Background: Disease management programmes have been developed for chronic obstructive pulmonary disease (COPD) to facilitate the integration of care across healthcare settings. The purpose of the present study was to examine the experiences of COPD patients and their relatives of integrated care after implementation of a COPD disease management programme.
Methods: Seven focus groups and five individual interviews were held with 34 patients with severe or very severe COPD and two focus groups were held with eight of their relatives. Data were analysed using inductive content analysis.
Results: Four main categories of experiences of integrated care emerged: 1) a flexible system that provides access to appropriate healthcare and social services and furthers patient involvement; 2) the responsibility of health professionals to both take the initiative and follow up; 3) communication and providing information to patients and relatives; 4) coordination and professional cooperation. Most patients were satisfied with their care and raised few criticisms. However, patients with more unstable and severe disease tended to experience more problems.

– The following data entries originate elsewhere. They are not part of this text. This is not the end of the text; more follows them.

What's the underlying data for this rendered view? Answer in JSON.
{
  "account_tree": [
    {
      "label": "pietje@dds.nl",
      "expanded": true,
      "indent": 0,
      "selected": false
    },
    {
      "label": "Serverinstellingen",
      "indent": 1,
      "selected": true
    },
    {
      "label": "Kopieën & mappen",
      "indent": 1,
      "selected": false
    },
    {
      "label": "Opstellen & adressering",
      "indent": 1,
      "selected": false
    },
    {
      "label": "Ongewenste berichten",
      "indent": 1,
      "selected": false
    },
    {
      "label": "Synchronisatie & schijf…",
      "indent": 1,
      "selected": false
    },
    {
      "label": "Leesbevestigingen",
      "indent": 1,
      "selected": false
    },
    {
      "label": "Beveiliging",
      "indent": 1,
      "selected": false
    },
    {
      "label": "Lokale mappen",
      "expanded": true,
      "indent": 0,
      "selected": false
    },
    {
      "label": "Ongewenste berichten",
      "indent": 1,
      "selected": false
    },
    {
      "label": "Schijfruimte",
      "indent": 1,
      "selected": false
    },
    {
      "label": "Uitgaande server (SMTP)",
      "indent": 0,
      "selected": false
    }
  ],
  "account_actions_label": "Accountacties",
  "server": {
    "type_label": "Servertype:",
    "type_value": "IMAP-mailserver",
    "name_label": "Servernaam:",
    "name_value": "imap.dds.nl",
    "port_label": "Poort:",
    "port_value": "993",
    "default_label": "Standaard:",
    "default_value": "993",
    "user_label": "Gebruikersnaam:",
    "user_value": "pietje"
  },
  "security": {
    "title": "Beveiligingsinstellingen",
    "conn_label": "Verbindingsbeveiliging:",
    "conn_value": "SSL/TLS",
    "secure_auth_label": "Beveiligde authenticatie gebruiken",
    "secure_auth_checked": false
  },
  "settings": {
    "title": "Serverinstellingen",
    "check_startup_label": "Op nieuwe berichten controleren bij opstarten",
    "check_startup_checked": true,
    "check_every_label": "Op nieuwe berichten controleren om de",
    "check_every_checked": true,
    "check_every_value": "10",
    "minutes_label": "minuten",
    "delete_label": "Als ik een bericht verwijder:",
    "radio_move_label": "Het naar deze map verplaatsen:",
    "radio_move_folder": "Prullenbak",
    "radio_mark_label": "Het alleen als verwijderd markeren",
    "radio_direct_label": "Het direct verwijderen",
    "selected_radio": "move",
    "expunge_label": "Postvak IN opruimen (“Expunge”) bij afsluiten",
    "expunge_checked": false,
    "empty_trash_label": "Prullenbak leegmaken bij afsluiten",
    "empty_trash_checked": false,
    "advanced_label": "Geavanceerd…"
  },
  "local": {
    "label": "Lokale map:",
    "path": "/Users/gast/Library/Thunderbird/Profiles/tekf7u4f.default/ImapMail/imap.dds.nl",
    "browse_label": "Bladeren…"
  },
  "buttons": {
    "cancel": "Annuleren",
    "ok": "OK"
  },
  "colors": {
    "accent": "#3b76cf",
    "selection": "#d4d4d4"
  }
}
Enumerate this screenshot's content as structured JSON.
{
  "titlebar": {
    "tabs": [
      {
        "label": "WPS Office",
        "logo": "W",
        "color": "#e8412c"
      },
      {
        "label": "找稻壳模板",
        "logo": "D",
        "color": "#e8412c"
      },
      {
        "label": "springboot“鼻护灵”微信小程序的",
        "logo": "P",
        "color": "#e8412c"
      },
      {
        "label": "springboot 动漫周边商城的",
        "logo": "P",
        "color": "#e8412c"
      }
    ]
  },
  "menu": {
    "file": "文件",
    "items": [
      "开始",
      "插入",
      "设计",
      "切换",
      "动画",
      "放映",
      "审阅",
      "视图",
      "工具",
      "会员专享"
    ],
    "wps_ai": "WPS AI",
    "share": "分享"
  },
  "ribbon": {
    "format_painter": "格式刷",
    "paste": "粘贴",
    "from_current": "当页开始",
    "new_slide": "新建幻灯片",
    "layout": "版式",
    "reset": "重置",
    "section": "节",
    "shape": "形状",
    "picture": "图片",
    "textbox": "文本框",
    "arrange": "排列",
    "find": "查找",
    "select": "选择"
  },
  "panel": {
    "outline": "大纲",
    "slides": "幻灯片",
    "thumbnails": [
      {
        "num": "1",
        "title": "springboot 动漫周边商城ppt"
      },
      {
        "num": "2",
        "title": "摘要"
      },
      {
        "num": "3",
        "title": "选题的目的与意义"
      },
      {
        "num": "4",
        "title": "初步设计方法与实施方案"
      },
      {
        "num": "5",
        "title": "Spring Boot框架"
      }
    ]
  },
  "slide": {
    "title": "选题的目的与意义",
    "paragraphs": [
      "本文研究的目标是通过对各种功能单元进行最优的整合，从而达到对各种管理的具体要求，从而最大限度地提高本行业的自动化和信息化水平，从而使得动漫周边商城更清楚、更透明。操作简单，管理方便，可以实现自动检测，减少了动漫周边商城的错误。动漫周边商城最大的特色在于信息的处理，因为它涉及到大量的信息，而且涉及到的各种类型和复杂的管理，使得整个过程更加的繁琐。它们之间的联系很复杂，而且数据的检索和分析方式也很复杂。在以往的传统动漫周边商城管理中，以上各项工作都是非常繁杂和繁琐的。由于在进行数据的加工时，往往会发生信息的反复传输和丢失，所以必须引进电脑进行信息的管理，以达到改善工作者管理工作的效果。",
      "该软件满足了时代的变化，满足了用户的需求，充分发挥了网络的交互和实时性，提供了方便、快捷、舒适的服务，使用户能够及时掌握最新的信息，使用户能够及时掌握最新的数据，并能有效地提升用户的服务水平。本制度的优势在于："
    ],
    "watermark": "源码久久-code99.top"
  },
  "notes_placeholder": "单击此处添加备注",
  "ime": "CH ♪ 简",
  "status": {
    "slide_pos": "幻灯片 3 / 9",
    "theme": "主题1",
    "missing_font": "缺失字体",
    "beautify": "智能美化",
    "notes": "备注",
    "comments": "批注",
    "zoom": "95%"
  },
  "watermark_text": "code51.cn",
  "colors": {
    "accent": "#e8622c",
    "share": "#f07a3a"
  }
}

Conclusions: Participant suggestions for optimizing the integration of healthcare included assigning patients a care coordinator, telehealth solutions for housebound patients and better information technology to support interprofessional cooperation. Further studies are needed to explore these and other possible solutions to problems with integrated care among COPD patients. A future effort in this field should be informed by detailed knowledge of the extent and relative importance of the identified problems. It should also be designed to address variable levels of severity of COPD and relevant comorbidities and to deliver care in ways appropriate to the respective healthcare setting. Future studies should also take health professionals' views into account so that interventions may be planned in the light of the experiences of all those involved in the treatment of COPD patients.